**DATA TO EXAMINE**
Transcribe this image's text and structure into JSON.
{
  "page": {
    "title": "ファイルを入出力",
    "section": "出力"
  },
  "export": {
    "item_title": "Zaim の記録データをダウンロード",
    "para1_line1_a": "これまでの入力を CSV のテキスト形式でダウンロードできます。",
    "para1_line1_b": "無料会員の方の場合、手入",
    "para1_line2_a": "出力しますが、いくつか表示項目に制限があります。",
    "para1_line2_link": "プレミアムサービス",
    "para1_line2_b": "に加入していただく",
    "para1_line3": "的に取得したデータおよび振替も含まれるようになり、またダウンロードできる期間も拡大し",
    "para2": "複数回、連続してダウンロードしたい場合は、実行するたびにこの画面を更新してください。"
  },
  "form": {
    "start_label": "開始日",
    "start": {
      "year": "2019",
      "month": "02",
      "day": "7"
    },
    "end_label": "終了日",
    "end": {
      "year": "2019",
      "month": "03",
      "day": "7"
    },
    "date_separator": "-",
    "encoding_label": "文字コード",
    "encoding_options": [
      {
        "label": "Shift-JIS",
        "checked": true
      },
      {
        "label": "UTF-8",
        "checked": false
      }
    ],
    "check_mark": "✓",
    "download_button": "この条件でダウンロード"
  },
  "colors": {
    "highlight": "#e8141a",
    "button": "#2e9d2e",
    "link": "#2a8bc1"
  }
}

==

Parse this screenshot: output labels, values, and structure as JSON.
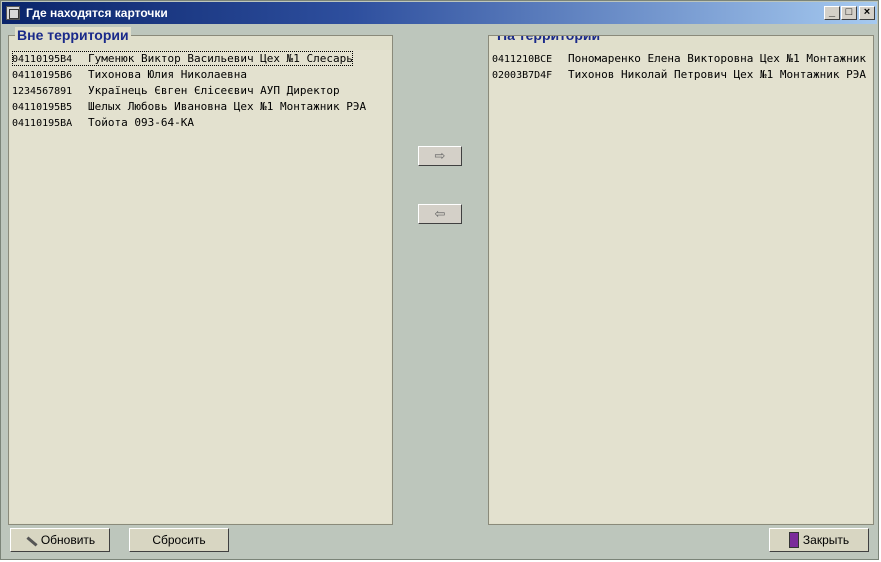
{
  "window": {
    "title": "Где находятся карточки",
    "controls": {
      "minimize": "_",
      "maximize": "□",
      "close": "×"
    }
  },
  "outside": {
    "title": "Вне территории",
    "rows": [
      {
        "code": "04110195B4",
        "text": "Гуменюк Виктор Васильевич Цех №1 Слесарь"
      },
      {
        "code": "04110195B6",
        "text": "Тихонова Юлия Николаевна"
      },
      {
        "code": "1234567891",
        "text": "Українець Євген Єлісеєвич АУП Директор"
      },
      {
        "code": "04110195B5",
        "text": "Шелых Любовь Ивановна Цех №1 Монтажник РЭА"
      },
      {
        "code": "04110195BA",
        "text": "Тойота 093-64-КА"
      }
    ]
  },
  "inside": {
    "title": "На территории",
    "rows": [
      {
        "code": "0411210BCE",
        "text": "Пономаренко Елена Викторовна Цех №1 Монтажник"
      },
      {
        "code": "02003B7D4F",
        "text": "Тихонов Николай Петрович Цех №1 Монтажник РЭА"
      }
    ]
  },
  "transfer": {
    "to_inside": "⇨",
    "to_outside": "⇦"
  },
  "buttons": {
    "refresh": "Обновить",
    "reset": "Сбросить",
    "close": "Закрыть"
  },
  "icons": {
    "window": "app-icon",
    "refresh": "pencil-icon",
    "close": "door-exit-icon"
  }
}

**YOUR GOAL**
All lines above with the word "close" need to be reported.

**EXERCISE RESPONSE**
      "close": "×"
    "close": "Закрыть"
    "close": "door-exit-icon"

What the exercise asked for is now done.